* _Activity_
Set down the complete data exactly as it appears below.

Start of Working data

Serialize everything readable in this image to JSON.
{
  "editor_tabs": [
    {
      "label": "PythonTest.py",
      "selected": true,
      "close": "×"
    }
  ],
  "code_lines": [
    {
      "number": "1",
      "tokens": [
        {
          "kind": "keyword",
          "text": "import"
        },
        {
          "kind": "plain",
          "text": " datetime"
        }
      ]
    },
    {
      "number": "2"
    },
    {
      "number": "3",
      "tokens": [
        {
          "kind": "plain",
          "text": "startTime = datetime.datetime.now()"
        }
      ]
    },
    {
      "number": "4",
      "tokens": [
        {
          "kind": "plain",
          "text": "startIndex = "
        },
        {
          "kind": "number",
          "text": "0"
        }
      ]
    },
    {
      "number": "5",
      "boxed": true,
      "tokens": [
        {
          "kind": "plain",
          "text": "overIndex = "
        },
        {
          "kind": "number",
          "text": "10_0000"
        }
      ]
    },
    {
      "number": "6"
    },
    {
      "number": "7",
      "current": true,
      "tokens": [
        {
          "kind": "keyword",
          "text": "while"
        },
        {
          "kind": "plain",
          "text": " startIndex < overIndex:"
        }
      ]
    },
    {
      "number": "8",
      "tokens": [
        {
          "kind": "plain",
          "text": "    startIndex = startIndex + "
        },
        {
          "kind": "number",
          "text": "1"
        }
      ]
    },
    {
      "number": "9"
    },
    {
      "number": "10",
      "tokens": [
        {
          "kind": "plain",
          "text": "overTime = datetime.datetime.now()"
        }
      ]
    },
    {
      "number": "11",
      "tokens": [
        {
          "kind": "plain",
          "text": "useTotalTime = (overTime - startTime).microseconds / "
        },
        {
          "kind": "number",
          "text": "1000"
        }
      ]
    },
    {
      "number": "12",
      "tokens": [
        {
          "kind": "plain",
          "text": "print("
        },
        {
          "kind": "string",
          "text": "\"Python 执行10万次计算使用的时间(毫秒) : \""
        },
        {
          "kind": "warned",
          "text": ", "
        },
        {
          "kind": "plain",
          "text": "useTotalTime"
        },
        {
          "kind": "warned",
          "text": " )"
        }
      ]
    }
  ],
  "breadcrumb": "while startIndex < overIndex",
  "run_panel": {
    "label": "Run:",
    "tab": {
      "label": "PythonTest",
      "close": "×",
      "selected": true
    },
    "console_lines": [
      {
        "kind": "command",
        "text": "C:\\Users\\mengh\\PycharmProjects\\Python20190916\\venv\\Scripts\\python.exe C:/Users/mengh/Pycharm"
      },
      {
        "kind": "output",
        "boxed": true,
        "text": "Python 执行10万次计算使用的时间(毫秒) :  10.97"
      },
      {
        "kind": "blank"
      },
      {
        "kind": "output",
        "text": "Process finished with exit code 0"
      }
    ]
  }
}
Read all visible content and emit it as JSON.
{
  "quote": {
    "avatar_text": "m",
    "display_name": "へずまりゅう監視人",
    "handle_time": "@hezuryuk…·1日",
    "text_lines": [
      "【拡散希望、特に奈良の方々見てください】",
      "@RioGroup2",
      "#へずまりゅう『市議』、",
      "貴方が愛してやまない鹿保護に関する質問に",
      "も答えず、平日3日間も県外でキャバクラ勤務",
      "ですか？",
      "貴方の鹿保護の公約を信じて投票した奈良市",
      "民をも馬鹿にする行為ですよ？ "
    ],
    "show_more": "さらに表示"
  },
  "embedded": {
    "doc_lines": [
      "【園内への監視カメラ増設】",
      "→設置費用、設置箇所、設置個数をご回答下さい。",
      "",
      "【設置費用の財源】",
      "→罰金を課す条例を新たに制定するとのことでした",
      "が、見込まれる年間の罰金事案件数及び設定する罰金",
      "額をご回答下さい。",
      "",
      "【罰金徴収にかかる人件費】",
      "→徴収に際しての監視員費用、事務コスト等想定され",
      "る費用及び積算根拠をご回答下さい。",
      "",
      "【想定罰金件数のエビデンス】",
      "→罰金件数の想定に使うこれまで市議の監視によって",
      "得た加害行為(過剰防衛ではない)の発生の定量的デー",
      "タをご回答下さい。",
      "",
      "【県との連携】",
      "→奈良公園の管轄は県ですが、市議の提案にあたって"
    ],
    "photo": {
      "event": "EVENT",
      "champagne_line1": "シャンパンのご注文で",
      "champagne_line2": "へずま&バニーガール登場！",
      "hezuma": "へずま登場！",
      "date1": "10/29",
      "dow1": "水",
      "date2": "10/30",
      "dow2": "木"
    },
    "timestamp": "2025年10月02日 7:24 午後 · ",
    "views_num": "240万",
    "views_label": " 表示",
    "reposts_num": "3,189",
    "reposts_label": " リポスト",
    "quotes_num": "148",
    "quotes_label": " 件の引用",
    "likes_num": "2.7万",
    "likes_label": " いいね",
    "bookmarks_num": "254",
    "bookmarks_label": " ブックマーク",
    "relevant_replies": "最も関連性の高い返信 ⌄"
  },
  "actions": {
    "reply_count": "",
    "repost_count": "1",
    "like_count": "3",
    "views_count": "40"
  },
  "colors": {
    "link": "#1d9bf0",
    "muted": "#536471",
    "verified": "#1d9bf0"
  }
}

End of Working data

* _Response to the task_
Serialize everything readable in this image to JSON.
{
  "editor_tabs": [
    {
      "label": "PythonTest.py",
      "selected": true,
      "close": "×"
    }
  ],
  "code_lines": [
    {
      "number": "1",
      "tokens": [
        {
          "kind": "keyword",
          "text": "import"
        },
        {
          "kind": "plain",
          "text": " datetime"
        }
      ]
    },
    {
      "number": "2"
    },
    {
      "number": "3",
      "tokens": [
        {
          "kind": "plain",
          "text": "startTime = datetime.datetime.now()"
        }
      ]
    },
    {
      "number": "4",
      "tokens": [
        {
          "kind": "plain",
          "text": "startIndex = "
        },
        {
          "kind": "number",
          "text": "0"
        }
      ]
    },
    {
      "number": "5",
      "boxed": true,
      "tokens": [
        {
          "kind": "plain",
          "text": "overIndex = "
        },
        {
          "kind": "number",
          "text": "10_0000"
        }
      ]
    },
    {
      "number": "6"
    },
    {
      "number": "7",
      "current": true,
      "tokens": [
        {
          "kind": "keyword",
          "text": "while"
        },
        {
          "kind": "plain",
          "text": " startIndex < overIndex:"
        }
      ]
    },
    {
      "number": "8",
      "tokens": [
        {
          "kind": "plain",
          "text": "    startIndex = startIndex + "
        },
        {
          "kind": "number",
          "text": "1"
        }
      ]
    },
    {
      "number": "9"
    },
    {
      "number": "10",
      "tokens": [
        {
          "kind": "plain",
          "text": "overTime = datetime.datetime.now()"
        }
      ]
    },
    {
      "number": "11",
      "tokens": [
        {
          "kind": "plain",
          "text": "useTotalTime = (overTime - startTime).microseconds / "
        },
        {
          "kind": "number",
          "text": "1000"
        }
      ]
    },
    {
      "number": "12",
      "tokens": [
        {
          "kind": "plain",
          "text": "print("
        },
        {
          "kind": "string",
          "text": "\"Python 执行10万次计算使用的时间(毫秒) : \""
        },
        {
          "kind": "warned",
          "text": ", "
        },
        {
          "kind": "plain",
          "text": "useTotalTime"
        },
        {
          "kind": "warned",
          "text": " )"
        }
      ]
    }
  ],
  "breadcrumb": "while startIndex < overIndex",
  "run_panel": {
    "label": "Run:",
    "tab": {
      "label": "PythonTest",
      "close": "×",
      "selected": true
    },
    "console_lines": [
      {
        "kind": "command",
        "text": "C:\\Users\\mengh\\PycharmProjects\\Python20190916\\venv\\Scripts\\python.exe C:/Users/mengh/Pycharm"
      },
      {
        "kind": "output",
        "boxed": true,
        "text": "Python 执行10万次计算使用的时间(毫秒) :  10.97"
      },
      {
        "kind": "blank"
      },
      {
        "kind": "output",
        "text": "Process finished with exit code 0"
      }
    ]
  }
}
Read all visible content and emit it as JSON.
{
  "quote": {
    "avatar_text": "m",
    "display_name": "へずまりゅう監視人",
    "handle_time": "@hezuryuk…·1日",
    "text_lines": [
      "【拡散希望、特に奈良の方々見てください】",
      "@RioGroup2",
      "#へずまりゅう『市議』、",
      "貴方が愛してやまない鹿保護に関する質問に",
      "も答えず、平日3日間も県外でキャバクラ勤務",
      "ですか？",
      "貴方の鹿保護の公約を信じて投票した奈良市",
      "民をも馬鹿にする行為ですよ？ "
    ],
    "show_more": "さらに表示"
  },
  "embedded": {
    "doc_lines": [
      "【園内への監視カメラ増設】",
      "→設置費用、設置箇所、設置個数をご回答下さい。",
      "",
      "【設置費用の財源】",
      "→罰金を課す条例を新たに制定するとのことでした",
      "が、見込まれる年間の罰金事案件数及び設定する罰金",
      "額をご回答下さい。",
      "",
      "【罰金徴収にかかる人件費】",
      "→徴収に際しての監視員費用、事務コスト等想定され",
      "る費用及び積算根拠をご回答下さい。",
      "",
      "【想定罰金件数のエビデンス】",
      "→罰金件数の想定に使うこれまで市議の監視によって",
      "得た加害行為(過剰防衛ではない)の発生の定量的デー",
      "タをご回答下さい。",
      "",
      "【県との連携】",
      "→奈良公園の管轄は県ですが、市議の提案にあたって"
    ],
    "photo": {
      "event": "EVENT",
      "champagne_line1": "シャンパンのご注文で",
      "champagne_line2": "へずま&バニーガール登場！",
      "hezuma": "へずま登場！",
      "date1": "10/29",
      "dow1": "水",
      "date2": "10/30",
      "dow2": "木"
    },
    "timestamp": "2025年10月02日 7:24 午後 · ",
    "views_num": "240万",
    "views_label": " 表示",
    "reposts_num": "3,189",
    "reposts_label": " リポスト",
    "quotes_num": "148",
    "quotes_label": " 件の引用",
    "likes_num": "2.7万",
    "likes_label": " いいね",
    "bookmarks_num": "254",
    "bookmarks_label": " ブックマーク",
    "relevant_replies": "最も関連性の高い返信 ⌄"
  },
  "actions": {
    "reply_count": "",
    "repost_count": "1",
    "like_count": "3",
    "views_count": "40"
  },
  "colors": {
    "link": "#1d9bf0",
    "muted": "#536471",
    "verified": "#1d9bf0"
  }
}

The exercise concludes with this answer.